▶ **What is required**
The entries below are to be reproduced in full, exactly as written.

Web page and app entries
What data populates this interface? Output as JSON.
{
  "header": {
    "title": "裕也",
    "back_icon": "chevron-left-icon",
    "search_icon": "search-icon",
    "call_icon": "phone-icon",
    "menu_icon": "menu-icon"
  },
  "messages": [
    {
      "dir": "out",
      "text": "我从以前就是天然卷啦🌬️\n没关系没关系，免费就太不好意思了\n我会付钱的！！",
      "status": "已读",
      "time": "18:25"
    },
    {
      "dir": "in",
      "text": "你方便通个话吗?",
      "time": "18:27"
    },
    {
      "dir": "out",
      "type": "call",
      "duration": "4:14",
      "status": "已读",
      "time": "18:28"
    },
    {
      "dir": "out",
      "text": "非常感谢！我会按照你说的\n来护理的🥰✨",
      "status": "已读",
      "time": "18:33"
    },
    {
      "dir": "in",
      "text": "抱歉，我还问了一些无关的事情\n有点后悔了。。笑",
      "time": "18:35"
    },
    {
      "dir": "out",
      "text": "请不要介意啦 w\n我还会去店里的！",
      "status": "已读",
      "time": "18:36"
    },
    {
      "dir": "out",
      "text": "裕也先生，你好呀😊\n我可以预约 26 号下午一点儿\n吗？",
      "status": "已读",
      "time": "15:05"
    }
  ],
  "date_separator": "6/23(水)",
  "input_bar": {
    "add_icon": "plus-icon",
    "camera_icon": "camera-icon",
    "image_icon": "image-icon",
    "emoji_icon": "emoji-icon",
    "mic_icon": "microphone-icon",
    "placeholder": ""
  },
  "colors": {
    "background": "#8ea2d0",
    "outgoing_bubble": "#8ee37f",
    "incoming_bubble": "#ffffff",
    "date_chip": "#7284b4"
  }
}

▶ **Response**
What data populates this interface? Output as JSON.
{
  "header": {
    "title": "裕也",
    "back_icon": "chevron-left-icon",
    "search_icon": "search-icon",
    "call_icon": "phone-icon",
    "menu_icon": "menu-icon"
  },
  "messages": [
    {
      "dir": "out",
      "text": "我从以前就是天然卷啦🌬️\n没关系没关系，免费就太不好意思了\n我会付钱的！！",
      "status": "已读",
      "time": "18:25"
    },
    {
      "dir": "in",
      "text": "你方便通个话吗?",
      "time": "18:27"
    },
    {
      "dir": "out",
      "type": "call",
      "duration": "4:14",
      "status": "已读",
      "time": "18:28"
    },
    {
      "dir": "out",
      "text": "非常感谢！我会按照你说的\n来护理的🥰✨",
      "status": "已读",
      "time": "18:33"
    },
    {
      "dir": "in",
      "text": "抱歉，我还问了一些无关的事情\n有点后悔了。。笑",
      "time": "18:35"
    },
    {
      "dir": "out",
      "text": "请不要介意啦 w\n我还会去店里的！",
      "status": "已读",
      "time": "18:36"
    },
    {
      "dir": "out",
      "text": "裕也先生，你好呀😊\n我可以预约 26 号下午一点儿\n吗？",
      "status": "已读",
      "time": "15:05"
    }
  ],
  "date_separator": "6/23(水)",
  "input_bar": {
    "add_icon": "plus-icon",
    "camera_icon": "camera-icon",
    "image_icon": "image-icon",
    "emoji_icon": "emoji-icon",
    "mic_icon": "microphone-icon",
    "placeholder": ""
  },
  "colors": {
    "background": "#8ea2d0",
    "outgoing_bubble": "#8ee37f",
    "incoming_bubble": "#ffffff",
    "date_chip": "#7284b4"
  }
}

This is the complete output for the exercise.